Glass sector trade association, British Glass, has called on councils to continue the collection of household recycling to avoid driving up demand for “carbon-intensive” raw materials during the coronavirus pandemic.
The association said that while it recognises the unprecedented challenges councils are facing, the government’s decision to “name the waste sector and food and drink packaging manufacturers as critical sectors during the pandemic” reflects the need to continue recycling collections.
British Glass explained that the glass packaging industry produces a product that is endlessly recyclable, and often relying heavily on recycled glass (cullet) being reused in the manufacturing process to produce new glass containers.
Many councils throughout the UK have taken the decision to limit, or completely stop glass collections, while some have issued advice to residents to store their glass and other recyclables until normal service resumes.
Phillip Fenton, lead packaging and recycling advisor for British Glass, said: “We recognise this is an unprecedented and challenging time for everyone, from individuals and businesses to local and national government, and the priority must be staying safe and protecting each other and our NHS.

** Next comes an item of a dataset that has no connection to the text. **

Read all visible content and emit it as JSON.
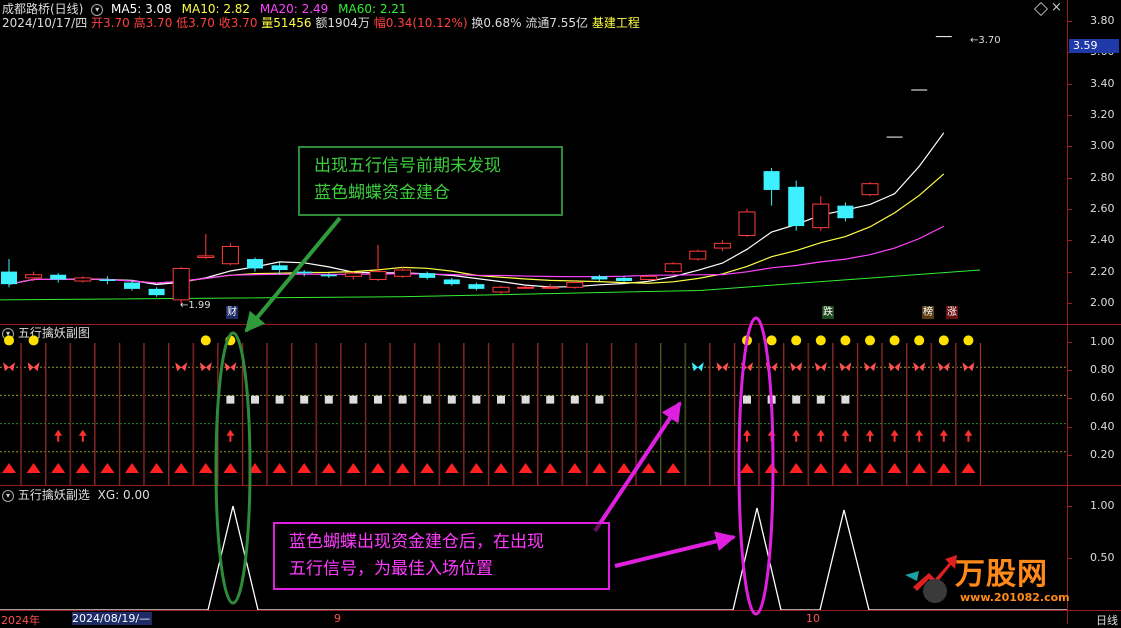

“The workers collecting our waste and recycling are doing an essential job and we must do all we can to keep them safe, through practising social distancing and providing protective equipment”

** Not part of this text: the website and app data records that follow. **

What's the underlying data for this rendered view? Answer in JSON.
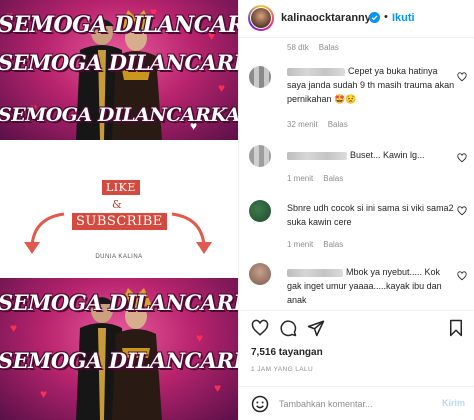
{
  "post": {
    "username": "kalinaocktaranny",
    "follow_label": "Ikuti",
    "separator": "•",
    "views": "7,516 tayangan",
    "time": "1 JAM YANG LALU",
    "add_comment_placeholder": "Tambahkan komentar...",
    "send_label": "Kirim"
  },
  "video": {
    "banner_text": "SEMOGA DILANCARKAN",
    "like_text": "LIKE",
    "amp_text": "&",
    "subscribe_text": "SUBSCRIBE",
    "channel_text": "DUNIA KALINA"
  },
  "top_meta": {
    "age": "58 dtk",
    "reply": "Balas"
  },
  "comments": [
    {
      "text": "Cepet ya buka hatinya saya janda sudah 9 th masih trauma akan pernikahan 🤩😟",
      "age": "32 menit",
      "reply": "Balas",
      "avatar_color": "#9a9a9a"
    },
    {
      "text": "Buset... Kawin lg...",
      "age": "1 menit",
      "reply": "Balas",
      "avatar_color": "#b8b8b8"
    },
    {
      "text": "Sbnre udh cocok si ini sama si viki sama2 suka kawin cere",
      "age": "1 menit",
      "reply": "Balas",
      "avatar_color": "#2e5e3a"
    },
    {
      "text": "Mbok ya nyebut..... Kok gak inget umur yaaaa.....kayak ibu dan anak",
      "age": "",
      "reply": "",
      "avatar_color": "#a08070"
    }
  ],
  "icons": {
    "heart": "heart-icon",
    "comment": "comment-icon",
    "share": "share-icon",
    "save": "bookmark-icon",
    "emoji": "emoji-icon",
    "verified": "verified-icon"
  },
  "colors": {
    "accent": "#0095f6",
    "muted": "#8e8e8e",
    "send_disabled": "#b3dbff"
  }
}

“Whilst we face this current crisis, we must not forget the critical value of recycling”
“But whilst we face this current crisis, we must not forget the critical value of recycling; for our manufacturers who take our used glass and remelt into new bottles and jars; for our environment, with every recycling collection diverting glass from landfill; and for the climate emergency, with recycled glass reducing the need for raw materials which are more carbon-intensive than recycled glass.”
The message from British Glass follows a number of similar pleas from associations across the sector, which are worried of the impact a slowdown of household material could have.